UK Prime Minister Theresa May has a "difficult job" to gather enough votes to push her Brexit deal over the line in parliament next week, Ireland's deputy prime minister, Simon Coveney, told Euronews
EU leaders remain hopeful that British MPs will vote to ratify a Brexit deal in parliament next week, despite a poor week in negotiations, Ireland's deputy prime minister, Simon Coveney has said.
Speaking with Euronews' Shona Murray, Coveney added now was not the time for the UK to be "looking for asks" in it's agreement.
"I think the UK doesn't quite seem to understand the parameters within which the EU has to operate here," he said.
"We've been respectful on that towards the UK and the decisions they've made, but we can't facilitate a situation where right at the end of these negotiations, the UK are looking for asks."
Coveney's comments came after UK Prime Minister Theresa May delivered a speech in Grimsby, north east England, on Friday, in which she appealed to the EU for "one more push" to get her deal over the line.
May has spent the last week trying to gather support for her deal ahead of a "meaningful vote" in UK parliament next week.
"We are hopeful, of course, that on Tuesday the parliament in Westminster will ratify a deal," Coveney said.
But "at the moment it looks like a difficult job...the negotiations have not gone well this week."

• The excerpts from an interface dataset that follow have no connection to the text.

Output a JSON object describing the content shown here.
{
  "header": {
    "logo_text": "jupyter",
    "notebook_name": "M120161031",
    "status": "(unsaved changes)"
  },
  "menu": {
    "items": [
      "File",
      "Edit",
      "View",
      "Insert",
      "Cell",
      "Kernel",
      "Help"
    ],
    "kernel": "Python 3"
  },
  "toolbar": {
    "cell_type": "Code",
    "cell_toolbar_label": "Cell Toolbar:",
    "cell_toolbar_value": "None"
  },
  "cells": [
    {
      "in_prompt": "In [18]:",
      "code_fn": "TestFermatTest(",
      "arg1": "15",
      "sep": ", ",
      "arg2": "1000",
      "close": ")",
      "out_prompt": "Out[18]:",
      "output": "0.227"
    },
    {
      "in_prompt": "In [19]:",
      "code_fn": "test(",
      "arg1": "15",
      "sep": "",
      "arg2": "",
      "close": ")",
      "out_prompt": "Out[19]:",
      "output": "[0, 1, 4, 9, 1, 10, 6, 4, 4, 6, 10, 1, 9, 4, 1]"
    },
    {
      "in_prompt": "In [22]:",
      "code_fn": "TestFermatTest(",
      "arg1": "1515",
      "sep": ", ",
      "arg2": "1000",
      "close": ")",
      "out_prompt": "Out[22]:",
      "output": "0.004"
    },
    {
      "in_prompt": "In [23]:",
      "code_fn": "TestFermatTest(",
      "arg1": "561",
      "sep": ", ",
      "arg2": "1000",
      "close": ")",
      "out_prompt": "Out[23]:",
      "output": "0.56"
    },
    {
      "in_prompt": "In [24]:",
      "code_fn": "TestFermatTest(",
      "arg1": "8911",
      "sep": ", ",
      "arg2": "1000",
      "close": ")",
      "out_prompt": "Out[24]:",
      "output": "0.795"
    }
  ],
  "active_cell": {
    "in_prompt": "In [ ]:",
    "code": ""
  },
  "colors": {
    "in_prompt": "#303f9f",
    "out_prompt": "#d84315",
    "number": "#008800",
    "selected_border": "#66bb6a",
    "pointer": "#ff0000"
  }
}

Should May's deal be rejected on Tuesday, MPs will be invited to vote the following day on whether the UK should leave the EU on March 29 without a deal. If MPs also vote to reject this, they will be invited again to vote on whether the UK should seek an extension to Article 50.